» Task brief
Write out the data again exactly, skipping every picture.

» Data
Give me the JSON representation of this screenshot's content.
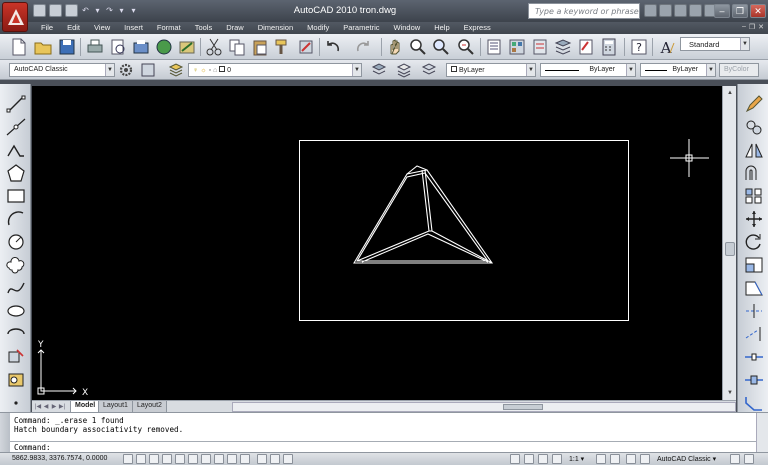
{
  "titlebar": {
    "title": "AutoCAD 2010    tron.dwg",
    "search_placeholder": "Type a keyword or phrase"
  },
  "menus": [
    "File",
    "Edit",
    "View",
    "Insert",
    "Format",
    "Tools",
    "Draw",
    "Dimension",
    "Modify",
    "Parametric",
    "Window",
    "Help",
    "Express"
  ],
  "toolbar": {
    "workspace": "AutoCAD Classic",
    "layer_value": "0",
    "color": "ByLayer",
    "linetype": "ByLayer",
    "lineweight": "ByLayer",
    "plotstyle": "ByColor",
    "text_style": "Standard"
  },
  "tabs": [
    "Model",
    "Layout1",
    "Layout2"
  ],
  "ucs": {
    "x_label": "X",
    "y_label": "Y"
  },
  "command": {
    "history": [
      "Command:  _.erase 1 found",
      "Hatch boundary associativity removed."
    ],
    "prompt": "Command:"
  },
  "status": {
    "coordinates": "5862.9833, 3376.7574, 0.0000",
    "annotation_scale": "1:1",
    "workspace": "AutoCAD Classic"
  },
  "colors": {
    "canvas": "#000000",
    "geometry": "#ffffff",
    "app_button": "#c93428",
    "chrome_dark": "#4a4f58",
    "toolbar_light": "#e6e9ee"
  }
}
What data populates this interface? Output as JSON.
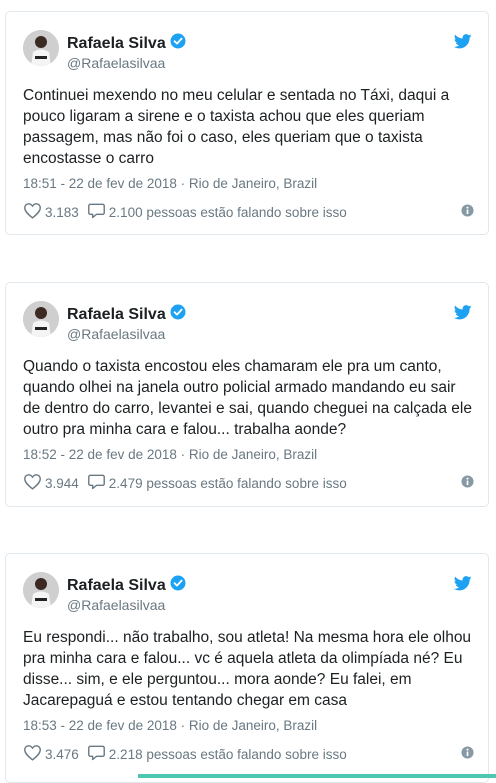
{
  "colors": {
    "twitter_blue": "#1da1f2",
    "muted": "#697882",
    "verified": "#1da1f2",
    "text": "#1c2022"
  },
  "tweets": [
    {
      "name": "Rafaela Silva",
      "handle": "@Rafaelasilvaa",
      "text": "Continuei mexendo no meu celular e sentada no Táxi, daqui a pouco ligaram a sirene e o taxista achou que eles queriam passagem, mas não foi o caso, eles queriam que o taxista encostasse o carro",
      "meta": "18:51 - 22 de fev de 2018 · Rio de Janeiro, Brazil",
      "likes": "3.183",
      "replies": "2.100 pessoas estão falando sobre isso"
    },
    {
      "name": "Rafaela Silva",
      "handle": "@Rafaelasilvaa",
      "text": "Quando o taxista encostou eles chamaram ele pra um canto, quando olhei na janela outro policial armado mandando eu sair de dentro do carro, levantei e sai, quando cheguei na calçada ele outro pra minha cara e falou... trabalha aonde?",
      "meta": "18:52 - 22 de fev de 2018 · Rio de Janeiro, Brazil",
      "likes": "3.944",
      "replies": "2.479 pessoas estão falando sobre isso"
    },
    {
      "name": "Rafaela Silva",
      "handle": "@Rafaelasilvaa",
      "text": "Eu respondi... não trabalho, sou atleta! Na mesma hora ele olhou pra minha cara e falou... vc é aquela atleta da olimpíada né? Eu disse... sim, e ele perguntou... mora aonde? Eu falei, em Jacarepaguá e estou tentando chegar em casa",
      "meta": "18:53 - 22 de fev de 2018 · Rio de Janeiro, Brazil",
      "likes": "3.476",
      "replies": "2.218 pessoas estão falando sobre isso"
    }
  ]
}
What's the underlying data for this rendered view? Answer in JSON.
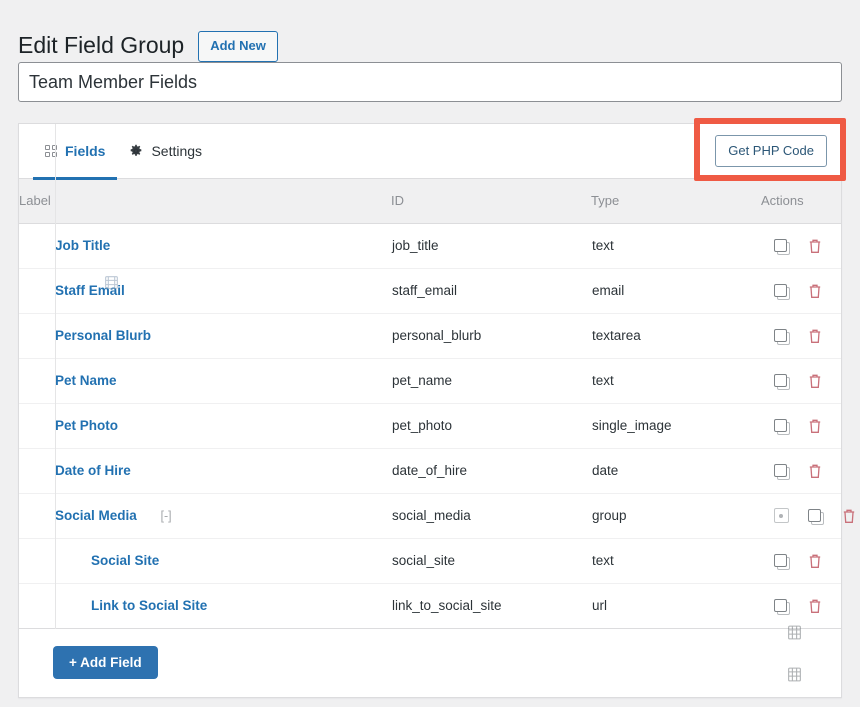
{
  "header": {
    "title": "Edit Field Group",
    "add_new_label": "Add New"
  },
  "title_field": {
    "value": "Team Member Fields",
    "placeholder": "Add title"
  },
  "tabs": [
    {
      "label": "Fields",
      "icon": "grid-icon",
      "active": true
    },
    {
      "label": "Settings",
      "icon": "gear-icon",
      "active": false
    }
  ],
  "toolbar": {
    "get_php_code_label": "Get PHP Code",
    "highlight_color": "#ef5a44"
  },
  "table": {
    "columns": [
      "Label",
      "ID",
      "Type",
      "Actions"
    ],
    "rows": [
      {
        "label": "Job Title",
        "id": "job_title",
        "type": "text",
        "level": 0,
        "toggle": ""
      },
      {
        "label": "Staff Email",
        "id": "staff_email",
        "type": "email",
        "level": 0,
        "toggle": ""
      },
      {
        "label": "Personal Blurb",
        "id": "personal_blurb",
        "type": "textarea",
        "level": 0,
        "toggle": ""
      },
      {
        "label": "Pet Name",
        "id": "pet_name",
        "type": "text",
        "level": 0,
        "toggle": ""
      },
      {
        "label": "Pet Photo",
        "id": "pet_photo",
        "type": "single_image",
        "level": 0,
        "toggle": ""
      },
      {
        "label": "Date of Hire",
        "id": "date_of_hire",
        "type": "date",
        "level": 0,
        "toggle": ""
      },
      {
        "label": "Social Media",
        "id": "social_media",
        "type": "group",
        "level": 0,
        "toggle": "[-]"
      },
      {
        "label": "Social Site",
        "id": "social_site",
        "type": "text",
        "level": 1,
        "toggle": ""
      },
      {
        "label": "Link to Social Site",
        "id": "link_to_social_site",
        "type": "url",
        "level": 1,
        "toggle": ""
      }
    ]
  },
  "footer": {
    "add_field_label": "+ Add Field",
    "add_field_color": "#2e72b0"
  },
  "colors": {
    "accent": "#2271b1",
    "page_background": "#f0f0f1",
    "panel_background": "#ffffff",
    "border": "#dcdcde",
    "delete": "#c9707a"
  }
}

» Output of the task
Give me the JSON representation of this screenshot's content.
{
  "titlebar": {
    "title": "AutoCAD 2010    tron.dwg",
    "search_placeholder": "Type a keyword or phrase"
  },
  "menus": [
    "File",
    "Edit",
    "View",
    "Insert",
    "Format",
    "Tools",
    "Draw",
    "Dimension",
    "Modify",
    "Parametric",
    "Window",
    "Help",
    "Express"
  ],
  "toolbar": {
    "workspace": "AutoCAD Classic",
    "layer_value": "0",
    "color": "ByLayer",
    "linetype": "ByLayer",
    "lineweight": "ByLayer",
    "plotstyle": "ByColor",
    "text_style": "Standard"
  },
  "tabs": [
    "Model",
    "Layout1",
    "Layout2"
  ],
  "ucs": {
    "x_label": "X",
    "y_label": "Y"
  },
  "command": {
    "history": [
      "Command:  _.erase 1 found",
      "Hatch boundary associativity removed."
    ],
    "prompt": "Command:"
  },
  "status": {
    "coordinates": "5862.9833, 3376.7574, 0.0000",
    "annotation_scale": "1:1",
    "workspace": "AutoCAD Classic"
  },
  "colors": {
    "canvas": "#000000",
    "geometry": "#ffffff",
    "app_button": "#c93428",
    "chrome_dark": "#4a4f58",
    "toolbar_light": "#e6e9ee"
  }
}
What data populates this interface? Output as JSON.
{
  "colors": {
    "twitter_blue": "#1da1f2",
    "muted": "#697882",
    "verified": "#1da1f2",
    "text": "#1c2022"
  },
  "tweets": [
    {
      "name": "Rafaela Silva",
      "handle": "@Rafaelasilvaa",
      "text": "Continuei mexendo no meu celular e sentada no Táxi, daqui a pouco ligaram a sirene e o taxista achou que eles queriam passagem, mas não foi o caso, eles queriam que o taxista encostasse o carro",
      "meta": "18:51 - 22 de fev de 2018 · Rio de Janeiro, Brazil",
      "likes": "3.183",
      "replies": "2.100 pessoas estão falando sobre isso"
    },
    {
      "name": "Rafaela Silva",
      "handle": "@Rafaelasilvaa",
      "text": "Quando o taxista encostou eles chamaram ele pra um canto, quando olhei na janela outro policial armado mandando eu sair de dentro do carro, levantei e sai, quando cheguei na calçada ele outro pra minha cara e falou... trabalha aonde?",
      "meta": "18:52 - 22 de fev de 2018 · Rio de Janeiro, Brazil",
      "likes": "3.944",
      "replies": "2.479 pessoas estão falando sobre isso"
    },
    {
      "name": "Rafaela Silva",
      "handle": "@Rafaelasilvaa",
      "text": "Eu respondi... não trabalho, sou atleta! Na mesma hora ele olhou pra minha cara e falou... vc é aquela atleta da olimpíada né? Eu disse... sim, e ele perguntou... mora aonde? Eu falei, em Jacarepaguá e estou tentando chegar em casa",
      "meta": "18:53 - 22 de fev de 2018 · Rio de Janeiro, Brazil",
      "likes": "3.476",
      "replies": "2.218 pessoas estão falando sobre isso"
    }
  ]
}
What's the underlying data for this rendered view? Answer in JSON.
{
  "header": {
    "title": "Edit Field Group",
    "add_new_label": "Add New"
  },
  "title_field": {
    "value": "Team Member Fields",
    "placeholder": "Add title"
  },
  "tabs": [
    {
      "label": "Fields",
      "icon": "grid-icon",
      "active": true
    },
    {
      "label": "Settings",
      "icon": "gear-icon",
      "active": false
    }
  ],
  "toolbar": {
    "get_php_code_label": "Get PHP Code",
    "highlight_color": "#ef5a44"
  },
  "table": {
    "columns": [
      "Label",
      "ID",
      "Type",
      "Actions"
    ],
    "rows": [
      {
        "label": "Job Title",
        "id": "job_title",
        "type": "text",
        "level": 0,
        "toggle": ""
      },
      {
        "label": "Staff Email",
        "id": "staff_email",
        "type": "email",
        "level": 0,
        "toggle": ""
      },
      {
        "label": "Personal Blurb",
        "id": "personal_blurb",
        "type": "textarea",
        "level": 0,
        "toggle": ""
      },
      {
        "label": "Pet Name",
        "id": "pet_name",
        "type": "text",
        "level": 0,
        "toggle": ""
      },
      {
        "label": "Pet Photo",
        "id": "pet_photo",
        "type": "single_image",
        "level": 0,
        "toggle": ""
      },
      {
        "label": "Date of Hire",
        "id": "date_of_hire",
        "type": "date",
        "level": 0,
        "toggle": ""
      },
      {
        "label": "Social Media",
        "id": "social_media",
        "type": "group",
        "level": 0,
        "toggle": "[-]"
      },
      {
        "label": "Social Site",
        "id": "social_site",
        "type": "text",
        "level": 1,
        "toggle": ""
      },
      {
        "label": "Link to Social Site",
        "id": "link_to_social_site",
        "type": "url",
        "level": 1,
        "toggle": ""
      }
    ]
  },
  "footer": {
    "add_field_label": "+ Add Field",
    "add_field_color": "#2e72b0"
  },
  "colors": {
    "accent": "#2271b1",
    "page_background": "#f0f0f1",
    "panel_background": "#ffffff",
    "border": "#dcdcde",
    "delete": "#c9707a"
  }
}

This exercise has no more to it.